ATTENTION: When applying for this grant, please refer to the guidelines in the Call for Proposal and carefully follow the application procedures.
The Professional Development program provides sustainable agriculture education and outreach strategies for Cooperative Extension Service personnel, Natural Resources Conservation Service staff and others who work directly with farmers and ranchers.
Who can apply?
Agricultural professionals such as Cooperative Extension, NRCS, FSA and other USDA staff, agricultural consultants, non-governmental organizations, farmer trainers and others.
What activities are eligible?
Training activities may include seminars, workshops, farm tours, or on-farm demonstrations, or the development, marketing and distribution of training materials such as handbooks or videos. Activities may take place in a single state, multiple states or throughout the entire Southern region. To determine allowable costs for the funding, refer to the USDA-NIFA Office of Management and Budget (OMB) Circulars, A-21: Cost Principles for Educational Activities, and A-110: Uniform Administrative Requirements for Grants and Agreements With Institutions of Higher Education, Hospitals, and other Non-Profit Organization. Refer to additional grant regulations on the USDA website.
How much will the grants fund?
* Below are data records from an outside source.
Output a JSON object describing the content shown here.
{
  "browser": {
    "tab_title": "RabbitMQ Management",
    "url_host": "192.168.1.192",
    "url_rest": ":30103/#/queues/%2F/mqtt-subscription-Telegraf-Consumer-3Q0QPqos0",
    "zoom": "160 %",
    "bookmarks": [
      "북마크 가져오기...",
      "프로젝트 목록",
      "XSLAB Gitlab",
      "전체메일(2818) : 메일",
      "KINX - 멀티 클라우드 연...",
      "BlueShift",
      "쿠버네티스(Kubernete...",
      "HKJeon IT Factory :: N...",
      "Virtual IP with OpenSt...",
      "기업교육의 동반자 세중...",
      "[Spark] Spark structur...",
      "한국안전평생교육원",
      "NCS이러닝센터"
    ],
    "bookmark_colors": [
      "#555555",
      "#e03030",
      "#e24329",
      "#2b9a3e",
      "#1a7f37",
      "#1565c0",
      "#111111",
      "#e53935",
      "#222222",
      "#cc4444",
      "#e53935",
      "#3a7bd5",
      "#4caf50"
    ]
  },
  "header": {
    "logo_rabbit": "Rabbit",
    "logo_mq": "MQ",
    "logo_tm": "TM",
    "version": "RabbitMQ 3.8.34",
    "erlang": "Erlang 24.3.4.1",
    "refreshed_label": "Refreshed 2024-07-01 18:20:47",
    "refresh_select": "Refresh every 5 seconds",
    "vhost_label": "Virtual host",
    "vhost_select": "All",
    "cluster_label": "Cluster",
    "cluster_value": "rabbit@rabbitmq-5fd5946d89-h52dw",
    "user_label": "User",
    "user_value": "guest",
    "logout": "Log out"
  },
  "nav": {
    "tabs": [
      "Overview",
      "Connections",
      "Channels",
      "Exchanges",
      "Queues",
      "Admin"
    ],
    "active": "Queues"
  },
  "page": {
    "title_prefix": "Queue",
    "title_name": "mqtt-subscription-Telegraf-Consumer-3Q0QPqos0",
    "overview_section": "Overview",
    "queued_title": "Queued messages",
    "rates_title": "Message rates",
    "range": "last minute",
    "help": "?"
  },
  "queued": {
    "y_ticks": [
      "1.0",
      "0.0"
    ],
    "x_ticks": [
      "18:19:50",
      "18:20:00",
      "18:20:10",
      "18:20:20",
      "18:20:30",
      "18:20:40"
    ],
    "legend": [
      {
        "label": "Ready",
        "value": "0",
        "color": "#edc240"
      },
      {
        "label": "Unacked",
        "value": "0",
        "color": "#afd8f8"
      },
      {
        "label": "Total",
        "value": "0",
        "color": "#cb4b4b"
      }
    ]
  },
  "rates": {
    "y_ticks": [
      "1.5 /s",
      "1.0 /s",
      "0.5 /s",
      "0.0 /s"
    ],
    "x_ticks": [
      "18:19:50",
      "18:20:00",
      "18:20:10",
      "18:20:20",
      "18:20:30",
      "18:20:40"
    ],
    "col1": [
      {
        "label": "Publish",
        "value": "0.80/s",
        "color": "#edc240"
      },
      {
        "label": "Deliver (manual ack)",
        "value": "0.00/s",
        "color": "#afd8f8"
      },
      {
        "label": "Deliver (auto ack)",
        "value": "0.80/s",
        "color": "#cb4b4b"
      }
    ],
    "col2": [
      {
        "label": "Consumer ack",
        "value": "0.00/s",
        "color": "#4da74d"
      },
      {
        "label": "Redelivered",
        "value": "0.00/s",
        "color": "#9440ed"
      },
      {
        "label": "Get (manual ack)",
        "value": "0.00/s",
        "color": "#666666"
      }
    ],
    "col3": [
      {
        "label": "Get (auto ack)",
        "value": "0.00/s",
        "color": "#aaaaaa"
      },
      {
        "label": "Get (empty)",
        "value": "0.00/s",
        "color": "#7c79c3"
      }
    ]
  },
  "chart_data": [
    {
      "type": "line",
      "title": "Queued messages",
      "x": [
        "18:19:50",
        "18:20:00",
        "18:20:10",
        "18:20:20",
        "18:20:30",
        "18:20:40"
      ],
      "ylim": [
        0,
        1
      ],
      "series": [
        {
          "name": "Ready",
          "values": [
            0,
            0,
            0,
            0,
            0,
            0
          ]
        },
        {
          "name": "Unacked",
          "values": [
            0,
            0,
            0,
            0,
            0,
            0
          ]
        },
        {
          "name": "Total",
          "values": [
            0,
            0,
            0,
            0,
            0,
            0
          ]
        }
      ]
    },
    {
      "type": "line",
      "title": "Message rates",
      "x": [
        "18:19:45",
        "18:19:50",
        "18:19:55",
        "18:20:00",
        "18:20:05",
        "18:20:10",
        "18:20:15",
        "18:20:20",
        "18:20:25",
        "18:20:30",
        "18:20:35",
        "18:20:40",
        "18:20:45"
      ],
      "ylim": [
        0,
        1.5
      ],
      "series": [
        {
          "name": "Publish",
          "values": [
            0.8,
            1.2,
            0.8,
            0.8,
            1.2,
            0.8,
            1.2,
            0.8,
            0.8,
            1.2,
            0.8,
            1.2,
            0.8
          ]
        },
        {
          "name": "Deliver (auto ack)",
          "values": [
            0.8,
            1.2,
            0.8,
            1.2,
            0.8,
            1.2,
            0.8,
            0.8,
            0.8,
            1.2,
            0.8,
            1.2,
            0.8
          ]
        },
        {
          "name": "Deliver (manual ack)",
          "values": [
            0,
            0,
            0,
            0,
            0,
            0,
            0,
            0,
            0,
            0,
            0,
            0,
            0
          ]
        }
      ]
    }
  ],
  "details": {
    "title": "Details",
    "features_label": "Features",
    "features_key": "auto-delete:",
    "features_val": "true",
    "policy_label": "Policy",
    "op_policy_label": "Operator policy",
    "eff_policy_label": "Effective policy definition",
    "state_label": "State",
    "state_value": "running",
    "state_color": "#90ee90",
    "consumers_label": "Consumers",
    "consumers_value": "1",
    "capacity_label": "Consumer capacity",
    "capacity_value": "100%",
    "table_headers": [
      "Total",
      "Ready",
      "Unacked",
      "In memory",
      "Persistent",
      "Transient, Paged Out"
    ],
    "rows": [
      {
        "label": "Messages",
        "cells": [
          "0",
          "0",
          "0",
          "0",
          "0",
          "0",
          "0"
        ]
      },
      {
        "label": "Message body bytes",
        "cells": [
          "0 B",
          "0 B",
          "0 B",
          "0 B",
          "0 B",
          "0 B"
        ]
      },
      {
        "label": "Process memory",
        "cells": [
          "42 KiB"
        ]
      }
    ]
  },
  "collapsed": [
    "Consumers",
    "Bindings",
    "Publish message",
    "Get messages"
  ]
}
There is no funding cap for projects. To fund a broad portfolio of projects, priority will be given to those less than $80,000. The PDP Grant generally funds three to four training projects.
Successful proposals include:
- A focus on developing sustainable agriculture systems or moving existing systems toward sustainable agriculture as defined in the 1990 Farm Bill.
- A central purpose of providing training to Cooperative Extension Service agents, NRCS, FSA and other USDA agency personnel; consultants; and other professionals, including farmers, who will serve as trainers.
To be considered for funding, a project must meet the following two criteria:
1. Project outcomes must focus on developing sustainable agriculture systems or moving existing systems toward sustainability, as defined in the 1990 Farm Bill.
2. A project’s central purpose must be to provide or enable training to Cooperative Extension Service agents; USDA field personnel from the Natural Resources Conservation Service, the Farm Service Agency, and other USDA agencies; and other agricultural professionals and educators, including farmers who will serve as trainers. Research projects and farmer-outreach or education projects do not qualify for this funding.
Projects should include or involve the following:
• The development of a case for relevancy to southern agriculture and significance to the state(s) involved
• Participation or support from both 1862 and 1890 land grant universities
• Effective participatory training methods
• Systems approach that includes environmental, societal, and economic impacts to the community
• Interdisciplinary efforts and multi-institutional partnerships that can endure beyond the life of the project
• Farmer involvement in planning, evaluation, and delivery of training
• When possible, multiple formats should be used in the delivery of training material. While other formats are allowed, final deliverables should be in an internet-ready format